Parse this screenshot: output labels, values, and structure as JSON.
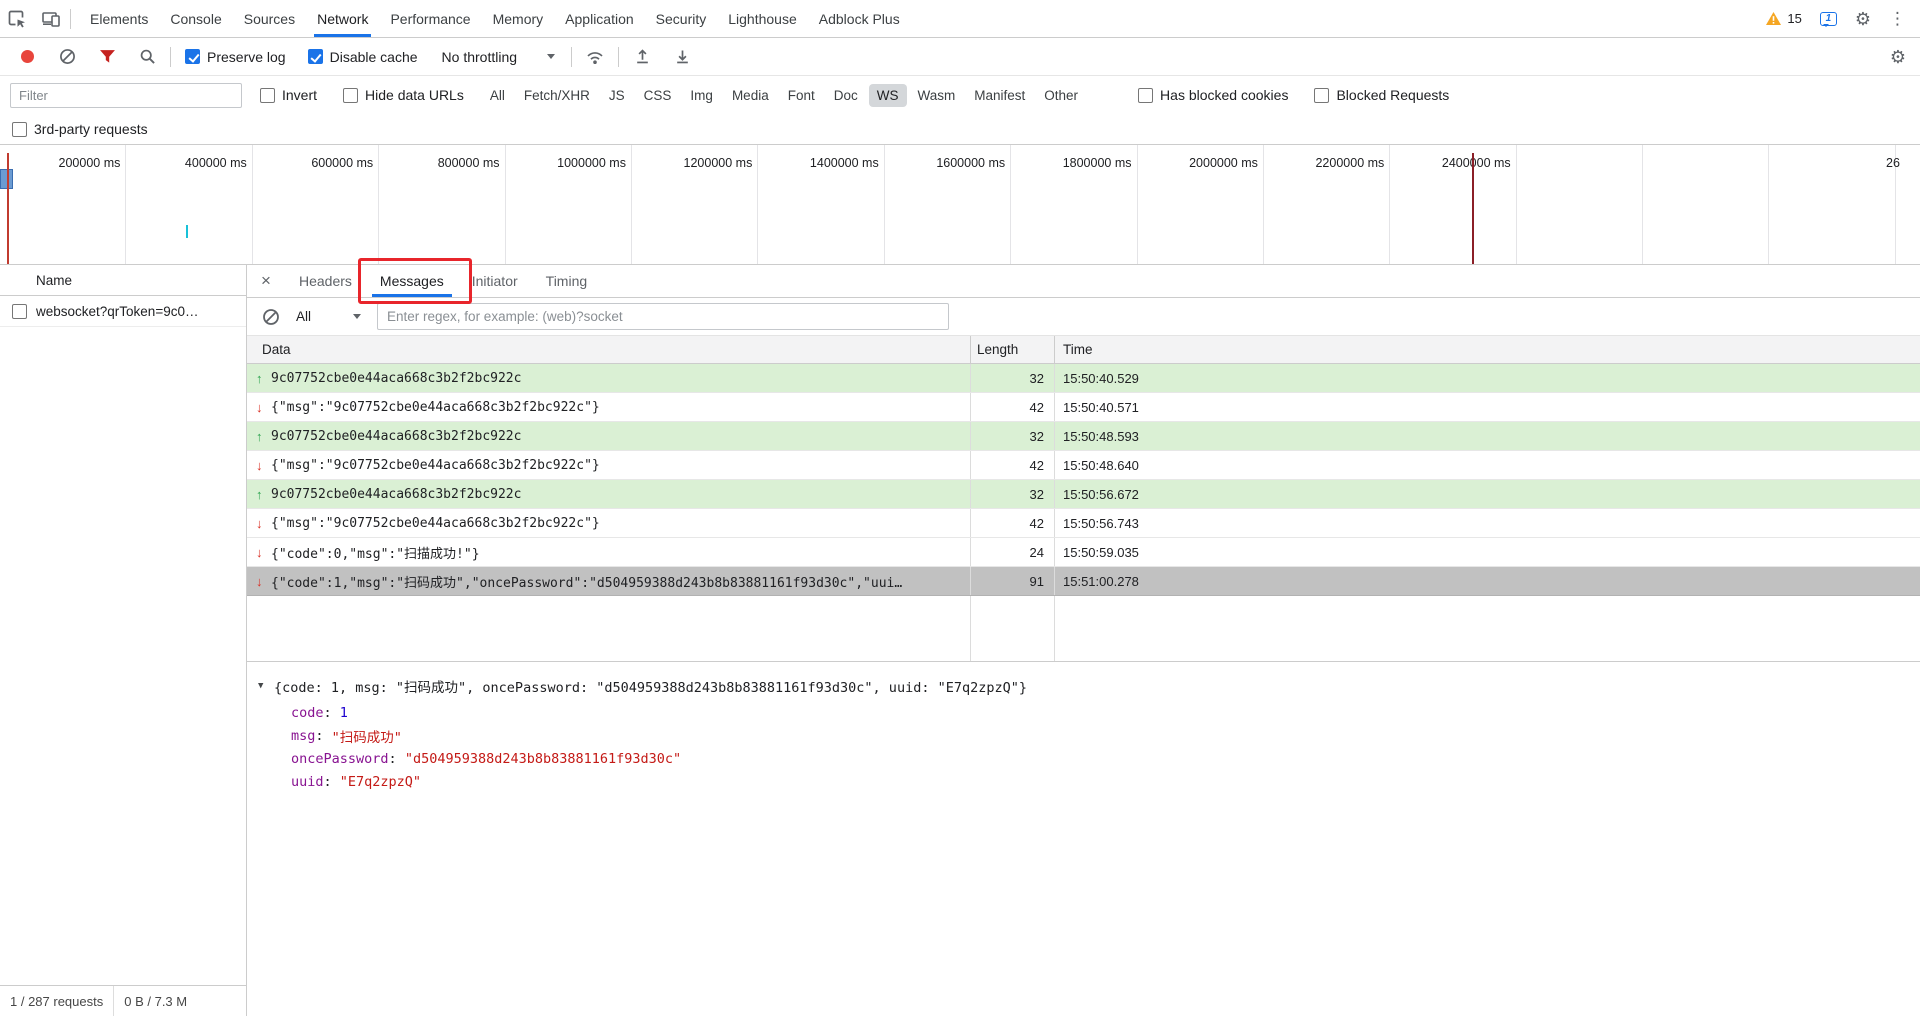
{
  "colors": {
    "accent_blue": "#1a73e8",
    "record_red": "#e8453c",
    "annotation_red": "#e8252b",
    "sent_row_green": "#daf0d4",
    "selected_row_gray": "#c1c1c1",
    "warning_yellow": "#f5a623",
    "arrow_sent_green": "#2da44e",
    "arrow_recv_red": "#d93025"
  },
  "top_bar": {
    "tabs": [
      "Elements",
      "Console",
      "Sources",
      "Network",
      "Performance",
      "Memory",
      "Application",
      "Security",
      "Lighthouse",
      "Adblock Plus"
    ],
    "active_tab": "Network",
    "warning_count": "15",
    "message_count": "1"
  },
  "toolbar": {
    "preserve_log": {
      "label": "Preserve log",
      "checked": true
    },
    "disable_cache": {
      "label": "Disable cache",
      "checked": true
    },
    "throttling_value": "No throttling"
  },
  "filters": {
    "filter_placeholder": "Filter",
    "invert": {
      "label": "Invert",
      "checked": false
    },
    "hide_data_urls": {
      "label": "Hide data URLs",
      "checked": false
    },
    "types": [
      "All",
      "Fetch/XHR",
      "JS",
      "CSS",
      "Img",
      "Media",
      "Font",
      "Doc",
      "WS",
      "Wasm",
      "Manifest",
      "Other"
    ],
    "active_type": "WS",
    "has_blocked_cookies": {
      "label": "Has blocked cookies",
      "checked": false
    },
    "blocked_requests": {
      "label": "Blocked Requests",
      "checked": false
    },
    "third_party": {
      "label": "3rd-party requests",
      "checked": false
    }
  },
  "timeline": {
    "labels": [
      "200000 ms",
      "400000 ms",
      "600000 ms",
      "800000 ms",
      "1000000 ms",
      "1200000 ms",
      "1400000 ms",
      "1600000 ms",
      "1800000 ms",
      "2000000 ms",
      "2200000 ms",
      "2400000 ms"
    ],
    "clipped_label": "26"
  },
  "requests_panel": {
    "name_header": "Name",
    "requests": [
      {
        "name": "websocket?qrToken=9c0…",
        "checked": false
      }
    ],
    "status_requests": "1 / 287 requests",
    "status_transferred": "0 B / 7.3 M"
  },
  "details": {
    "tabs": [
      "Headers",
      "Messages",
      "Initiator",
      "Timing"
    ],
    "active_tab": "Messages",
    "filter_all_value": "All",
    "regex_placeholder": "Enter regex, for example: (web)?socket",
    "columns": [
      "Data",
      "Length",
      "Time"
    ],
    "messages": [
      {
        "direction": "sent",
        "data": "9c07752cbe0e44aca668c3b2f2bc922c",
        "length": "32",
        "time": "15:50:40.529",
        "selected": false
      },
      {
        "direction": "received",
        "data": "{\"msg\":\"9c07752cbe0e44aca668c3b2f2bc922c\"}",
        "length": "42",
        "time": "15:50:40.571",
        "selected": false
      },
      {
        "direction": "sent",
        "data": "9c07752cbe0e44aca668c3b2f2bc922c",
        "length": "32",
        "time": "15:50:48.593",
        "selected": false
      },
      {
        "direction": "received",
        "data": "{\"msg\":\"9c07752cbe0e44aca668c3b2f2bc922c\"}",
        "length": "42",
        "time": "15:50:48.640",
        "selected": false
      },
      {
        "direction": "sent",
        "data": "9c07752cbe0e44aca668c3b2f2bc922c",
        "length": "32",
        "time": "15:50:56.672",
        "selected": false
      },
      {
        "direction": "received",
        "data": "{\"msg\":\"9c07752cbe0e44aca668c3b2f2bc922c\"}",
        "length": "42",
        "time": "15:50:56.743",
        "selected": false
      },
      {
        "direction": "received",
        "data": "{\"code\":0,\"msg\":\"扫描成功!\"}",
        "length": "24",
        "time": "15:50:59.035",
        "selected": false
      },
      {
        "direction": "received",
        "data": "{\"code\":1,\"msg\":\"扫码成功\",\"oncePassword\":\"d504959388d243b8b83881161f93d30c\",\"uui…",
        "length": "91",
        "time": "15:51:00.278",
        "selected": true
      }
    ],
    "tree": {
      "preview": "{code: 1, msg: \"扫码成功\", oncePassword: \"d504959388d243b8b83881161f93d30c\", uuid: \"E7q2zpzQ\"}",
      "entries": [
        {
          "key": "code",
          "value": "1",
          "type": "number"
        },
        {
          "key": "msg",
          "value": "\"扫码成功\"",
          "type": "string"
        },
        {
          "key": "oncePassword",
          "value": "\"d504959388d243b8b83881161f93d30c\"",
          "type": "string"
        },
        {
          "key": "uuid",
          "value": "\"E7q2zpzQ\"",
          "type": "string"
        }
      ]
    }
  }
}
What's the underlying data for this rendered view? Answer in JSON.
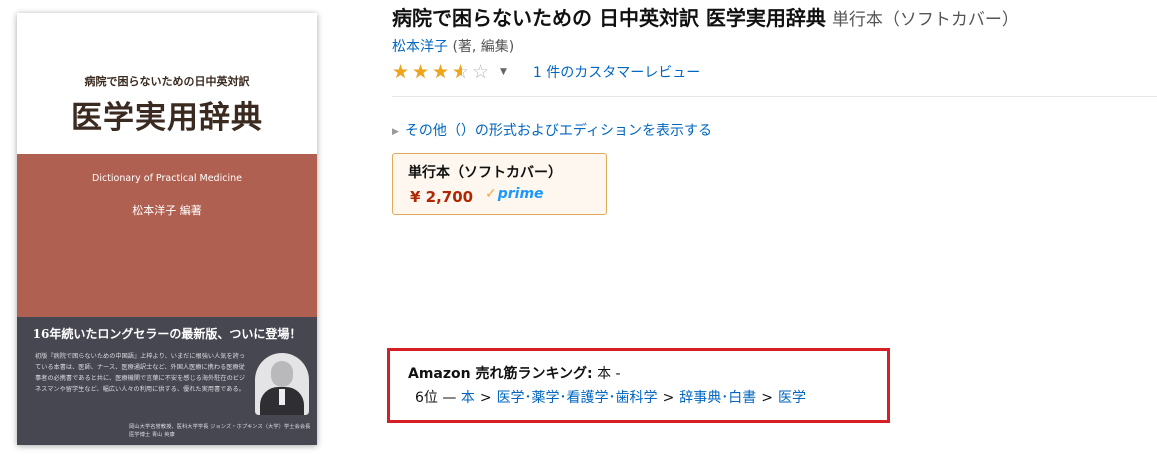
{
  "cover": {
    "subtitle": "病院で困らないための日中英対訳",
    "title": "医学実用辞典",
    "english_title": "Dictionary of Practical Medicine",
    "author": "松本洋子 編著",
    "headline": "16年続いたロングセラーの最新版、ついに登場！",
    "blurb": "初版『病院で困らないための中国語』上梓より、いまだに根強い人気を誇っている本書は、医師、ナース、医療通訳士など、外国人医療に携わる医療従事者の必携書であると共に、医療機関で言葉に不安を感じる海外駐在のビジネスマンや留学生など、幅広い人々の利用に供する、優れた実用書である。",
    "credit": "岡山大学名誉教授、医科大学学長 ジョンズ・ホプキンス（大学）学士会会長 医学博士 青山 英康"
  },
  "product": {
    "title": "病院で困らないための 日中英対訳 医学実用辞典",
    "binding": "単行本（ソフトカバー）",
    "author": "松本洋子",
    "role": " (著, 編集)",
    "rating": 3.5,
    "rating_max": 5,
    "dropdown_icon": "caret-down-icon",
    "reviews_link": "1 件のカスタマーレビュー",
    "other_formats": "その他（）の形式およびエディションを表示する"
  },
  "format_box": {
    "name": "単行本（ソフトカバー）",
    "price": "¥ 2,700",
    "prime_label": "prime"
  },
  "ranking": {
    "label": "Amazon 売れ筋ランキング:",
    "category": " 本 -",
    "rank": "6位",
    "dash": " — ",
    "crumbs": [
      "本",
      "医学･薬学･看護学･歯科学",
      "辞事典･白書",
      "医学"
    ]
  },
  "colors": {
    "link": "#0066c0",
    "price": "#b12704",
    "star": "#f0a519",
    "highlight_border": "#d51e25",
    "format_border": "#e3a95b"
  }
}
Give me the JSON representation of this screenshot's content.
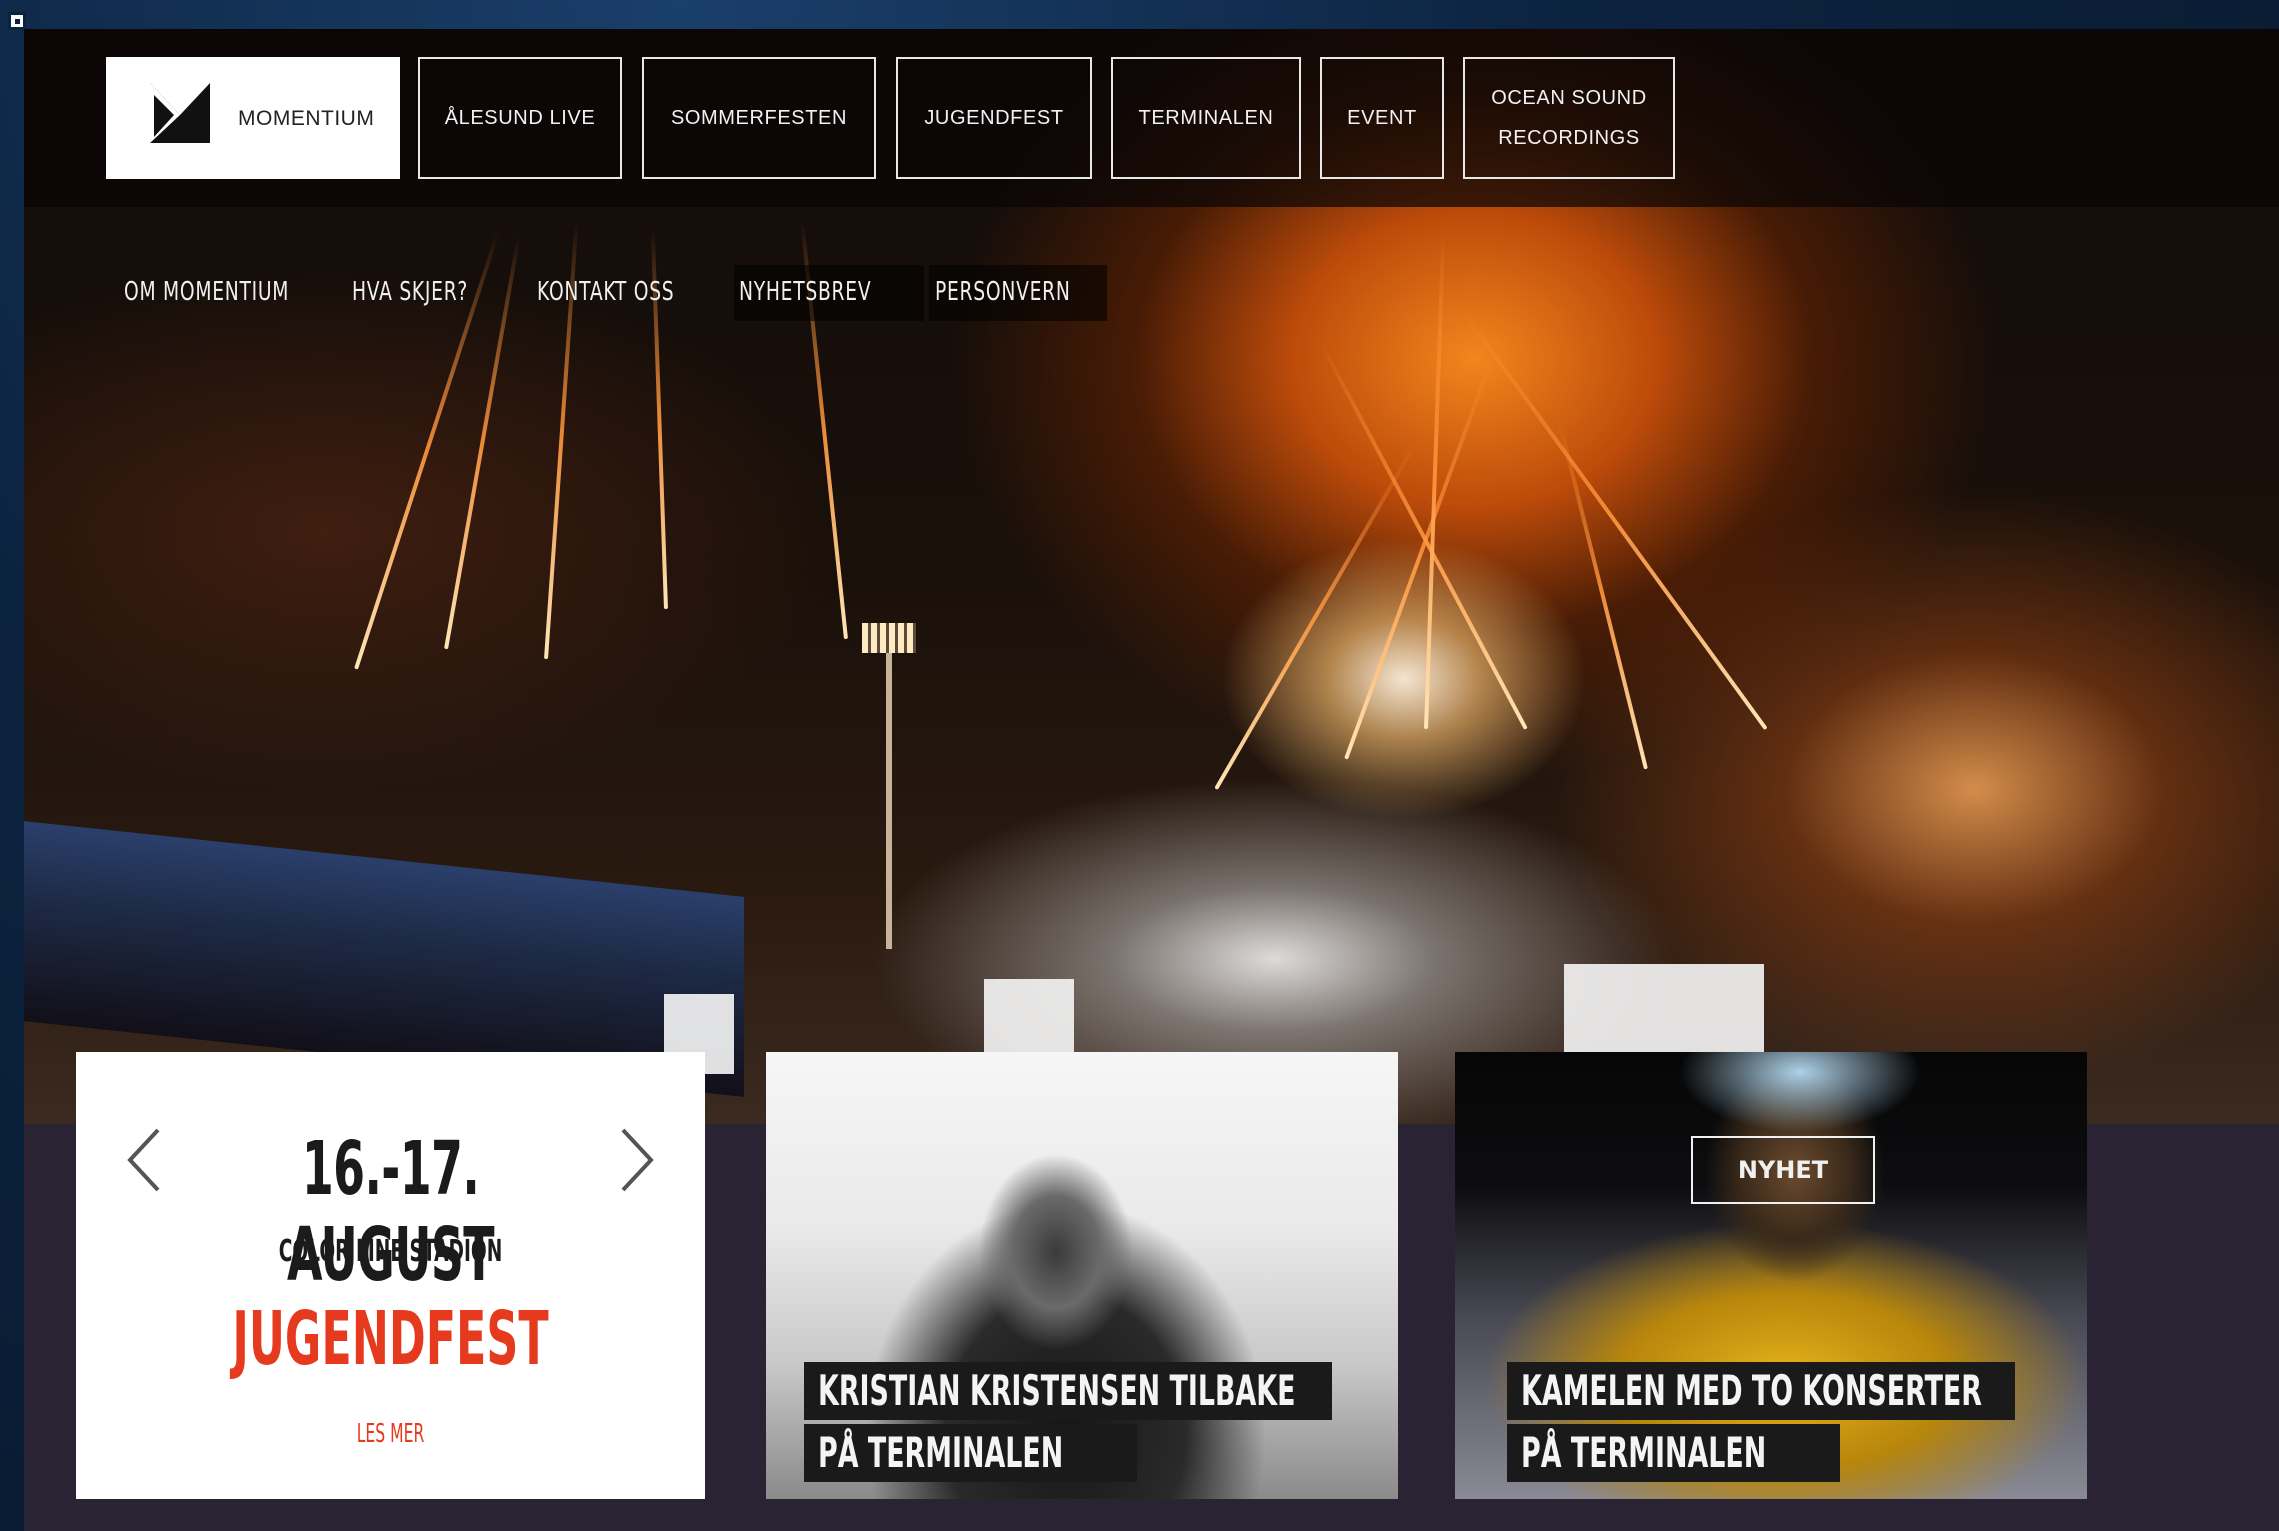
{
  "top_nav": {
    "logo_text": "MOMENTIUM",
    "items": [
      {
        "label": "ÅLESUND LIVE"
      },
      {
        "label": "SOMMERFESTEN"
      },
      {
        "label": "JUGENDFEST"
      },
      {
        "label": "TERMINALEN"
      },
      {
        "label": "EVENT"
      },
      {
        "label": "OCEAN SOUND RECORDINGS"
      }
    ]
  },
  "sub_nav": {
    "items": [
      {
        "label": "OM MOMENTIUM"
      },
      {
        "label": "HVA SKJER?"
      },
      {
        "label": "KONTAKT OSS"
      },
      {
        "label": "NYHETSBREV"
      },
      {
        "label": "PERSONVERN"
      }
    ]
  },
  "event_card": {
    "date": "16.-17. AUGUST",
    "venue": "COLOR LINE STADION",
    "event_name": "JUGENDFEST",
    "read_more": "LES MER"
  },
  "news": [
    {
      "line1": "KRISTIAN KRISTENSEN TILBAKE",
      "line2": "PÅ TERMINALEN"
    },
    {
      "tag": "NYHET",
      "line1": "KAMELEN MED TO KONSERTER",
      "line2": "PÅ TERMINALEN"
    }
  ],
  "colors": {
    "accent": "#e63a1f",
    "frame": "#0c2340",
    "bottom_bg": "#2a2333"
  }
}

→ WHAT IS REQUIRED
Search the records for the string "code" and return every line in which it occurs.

→ SOLVED PROBLEM
        "data": "{\"code\":0,\"msg\":\"扫描成功!\"}",
        "data": "{\"code\":1,\"msg\":\"扫码成功\",\"oncePassword\":\"d504959388d243b8b83881161f93d30c\",\"uui…",
      "preview": "{code: 1, msg: \"扫码成功\", oncePassword: \"d504959388d243b8b83881161f93d30c\", uuid: \"E7q2zpzQ\"}",
          "key": "code",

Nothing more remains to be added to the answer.